He said the study touched on all the key points and negative perceptions, and the conclusion to right-the-ship was to aggressively market and promote the sport through both traditional and advanced media exposure.
Adelson explained initial strategy was to significantly increase the number of ‘live’ events on national television in the USA while significantly increasing the digital media, social media and grassroots marketing behind the enhanced schedule of events. The concept was to direct all of these efforts at a new audience – The Millennials – to target potential fans, ages 18-35,” he said.
“This was not intended to be a slap in the face to the current fans, but the focus was to attract a new generation of fans to bring newfound enthusiasm and interest to the sport,” noted Adelson. “There was resistance from many in the old guard of the industry. In fact, the media itself covering the sport at leading outlets, tended to reflect the current audience, older and set in their ways.
“The theory advanced by some of the old guard was to actually keep the sport going by promoting to the current fans, so not to lose them. Of course, you don’t want to alienate your hardcore fans, but they’re obviously not the long-term future of horse racing and, in reality, they are generally passionate about the sport and they’re probably not going anywhere,” said Adelson, who spearheaded the broadcasting efforts from 2011-2014 and pointed all of TJC’s digital assets in a meaningful direction.
The initiative was dubbed “America’s Best Racing,” and a small group of dedicated souls set out to create programming that did exactly that, span and integrate all forms of traditional and new media with a coordinated PR and communications strategy. The new programming included network television production.
“And I spent a great deal of time as the Executive Producer for the 10-part “Jockey Club on Fox” series in 2014, and had the opportunity to work with NBC Sports in 2012 and 2013 on “The Road to the Kentucky Derby” and their “Summer at Saratoga” series.
Adelson worked closely with the Breeders’ Cup on their television ventures, developing consistent messaging, a cross-platform media strategy and day-to-day content.
While The Jockey Club’s efforts over the past few years deserve praise, the horse racing industry still struggles to cultivate new fans. The wonderment of a day at the races at the jewel tracks of Gulfstream (Miami/Ft. Lauderdale), Keeneland (Lexington, Kentucky), Santa Anita (Arcadia, California), Del Mar (Del Mar, California, near San Diego) and Saratoga Race Course (Saratoga Springs, NY)
is offset by the absolute turn-off to fans from the aging facilities such as Pimlico (Baltimore, Maryland) or Aqueduct Raceway (Jamaica, NY).

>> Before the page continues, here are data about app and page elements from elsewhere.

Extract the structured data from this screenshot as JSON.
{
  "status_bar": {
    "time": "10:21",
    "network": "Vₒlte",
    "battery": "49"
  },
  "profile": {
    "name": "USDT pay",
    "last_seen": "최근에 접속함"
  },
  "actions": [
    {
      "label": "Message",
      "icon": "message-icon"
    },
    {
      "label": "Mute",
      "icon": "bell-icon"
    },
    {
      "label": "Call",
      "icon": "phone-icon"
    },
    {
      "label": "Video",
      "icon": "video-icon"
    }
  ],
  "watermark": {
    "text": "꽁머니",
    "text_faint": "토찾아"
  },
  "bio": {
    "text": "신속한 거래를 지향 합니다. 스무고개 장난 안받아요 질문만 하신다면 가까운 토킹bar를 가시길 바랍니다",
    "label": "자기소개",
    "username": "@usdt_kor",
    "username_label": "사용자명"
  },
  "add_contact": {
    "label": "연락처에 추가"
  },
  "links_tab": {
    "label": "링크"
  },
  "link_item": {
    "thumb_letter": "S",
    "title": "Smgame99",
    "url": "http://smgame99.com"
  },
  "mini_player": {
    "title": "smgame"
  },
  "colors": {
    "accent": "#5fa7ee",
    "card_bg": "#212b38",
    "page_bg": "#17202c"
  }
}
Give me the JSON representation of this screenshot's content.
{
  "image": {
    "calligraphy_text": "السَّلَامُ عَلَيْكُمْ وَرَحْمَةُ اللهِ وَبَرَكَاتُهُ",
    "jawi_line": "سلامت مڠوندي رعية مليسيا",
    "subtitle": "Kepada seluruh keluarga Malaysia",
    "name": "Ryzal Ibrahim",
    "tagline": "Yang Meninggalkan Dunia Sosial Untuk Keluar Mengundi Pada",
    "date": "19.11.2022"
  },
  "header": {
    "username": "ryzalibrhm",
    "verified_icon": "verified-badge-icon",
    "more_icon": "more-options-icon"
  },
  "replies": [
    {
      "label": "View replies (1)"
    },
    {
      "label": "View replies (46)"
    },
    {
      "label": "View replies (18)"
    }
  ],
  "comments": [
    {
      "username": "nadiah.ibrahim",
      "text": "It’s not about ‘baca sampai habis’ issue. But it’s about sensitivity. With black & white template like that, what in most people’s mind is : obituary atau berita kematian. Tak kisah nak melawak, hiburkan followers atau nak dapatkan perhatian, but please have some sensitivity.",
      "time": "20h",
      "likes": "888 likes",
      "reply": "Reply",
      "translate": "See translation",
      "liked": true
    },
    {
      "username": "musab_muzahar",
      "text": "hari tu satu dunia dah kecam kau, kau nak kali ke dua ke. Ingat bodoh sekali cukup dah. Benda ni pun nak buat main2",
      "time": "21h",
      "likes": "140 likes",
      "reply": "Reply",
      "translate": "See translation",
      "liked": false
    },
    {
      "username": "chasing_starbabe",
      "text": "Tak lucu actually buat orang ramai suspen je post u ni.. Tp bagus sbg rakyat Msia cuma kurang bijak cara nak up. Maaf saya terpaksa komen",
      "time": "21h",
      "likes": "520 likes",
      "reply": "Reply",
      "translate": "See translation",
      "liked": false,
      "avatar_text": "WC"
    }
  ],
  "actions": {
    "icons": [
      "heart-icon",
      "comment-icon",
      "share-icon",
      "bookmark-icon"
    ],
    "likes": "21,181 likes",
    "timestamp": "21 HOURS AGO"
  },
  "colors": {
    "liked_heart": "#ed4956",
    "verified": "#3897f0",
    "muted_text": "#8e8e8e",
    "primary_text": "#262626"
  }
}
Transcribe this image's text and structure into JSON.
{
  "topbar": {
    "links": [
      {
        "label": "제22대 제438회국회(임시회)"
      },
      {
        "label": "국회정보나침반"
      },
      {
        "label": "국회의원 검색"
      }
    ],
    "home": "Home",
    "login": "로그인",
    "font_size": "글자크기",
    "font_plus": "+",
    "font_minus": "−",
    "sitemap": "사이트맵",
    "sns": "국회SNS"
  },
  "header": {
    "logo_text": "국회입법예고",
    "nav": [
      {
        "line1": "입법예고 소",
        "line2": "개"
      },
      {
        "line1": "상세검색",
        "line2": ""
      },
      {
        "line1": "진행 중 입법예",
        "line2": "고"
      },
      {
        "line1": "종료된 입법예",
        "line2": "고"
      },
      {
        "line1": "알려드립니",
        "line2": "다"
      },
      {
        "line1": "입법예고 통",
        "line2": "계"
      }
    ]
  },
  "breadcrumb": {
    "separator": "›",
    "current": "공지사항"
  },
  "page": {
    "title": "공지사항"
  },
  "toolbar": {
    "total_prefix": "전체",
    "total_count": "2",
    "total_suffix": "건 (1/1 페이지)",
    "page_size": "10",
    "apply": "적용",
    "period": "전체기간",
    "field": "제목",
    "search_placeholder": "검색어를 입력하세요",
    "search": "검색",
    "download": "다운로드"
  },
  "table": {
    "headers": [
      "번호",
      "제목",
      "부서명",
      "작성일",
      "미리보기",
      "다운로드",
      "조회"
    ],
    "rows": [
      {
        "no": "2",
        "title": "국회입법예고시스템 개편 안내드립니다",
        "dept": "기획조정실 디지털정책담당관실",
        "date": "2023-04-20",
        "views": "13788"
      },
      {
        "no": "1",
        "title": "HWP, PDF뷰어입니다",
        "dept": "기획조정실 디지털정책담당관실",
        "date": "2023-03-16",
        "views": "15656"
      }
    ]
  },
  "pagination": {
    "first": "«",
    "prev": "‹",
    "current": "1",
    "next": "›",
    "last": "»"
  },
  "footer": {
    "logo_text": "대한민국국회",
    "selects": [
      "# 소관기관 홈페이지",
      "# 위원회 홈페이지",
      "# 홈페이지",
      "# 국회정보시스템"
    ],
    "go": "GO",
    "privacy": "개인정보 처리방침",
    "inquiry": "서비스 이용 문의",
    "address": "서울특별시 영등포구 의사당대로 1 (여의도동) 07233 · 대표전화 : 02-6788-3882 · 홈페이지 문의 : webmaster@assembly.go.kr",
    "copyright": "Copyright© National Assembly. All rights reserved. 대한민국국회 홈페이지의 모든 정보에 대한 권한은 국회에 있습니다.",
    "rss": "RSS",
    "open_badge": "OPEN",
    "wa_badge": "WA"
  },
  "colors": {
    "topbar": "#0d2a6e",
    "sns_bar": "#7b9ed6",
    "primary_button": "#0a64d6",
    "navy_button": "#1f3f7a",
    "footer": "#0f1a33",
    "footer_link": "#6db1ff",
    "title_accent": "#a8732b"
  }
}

The family friendly environment of a summer day at Saratoga or an early autumn afternoon in the paddock area at Belmont (Elmont, NY), just can’t be compared to the more common experience of a fan who frequents some of the hundreds of other tracks that are better described as a dull, dim, smoke-filled room, where some a group of railbirds personify a stereotype that the horse racing industry can not dismiss.
The answer is to keep on keepin’ on.
The mass media efforts forged by The Jockey Club need to be complemented by constant investment by the tracks themselves. Better facilities are a must, highlighted by much better food and drink offerings, luxury suites and easy access points. To that point, Gulfstream has even opened an adjacent shopping mall, The Village at Gulfstream Park, to enhance the experience of the railbirds with their credit cards readily available.
Of course, the influx of casino gambling, slot machines, sports gaming, whether the actual – call it eventual – wagering on sports or simple Fantasy Sports offerings such as the concepts being floated by Monmouth Park in New Jersey, will all supply the race tracks with opportunities to supplement revenue.
What can not be lost in the shuffle is to focus on the ticket holder and the door-to-door experience for a fan, young or old, spending their hard-earned dough at a day at the races.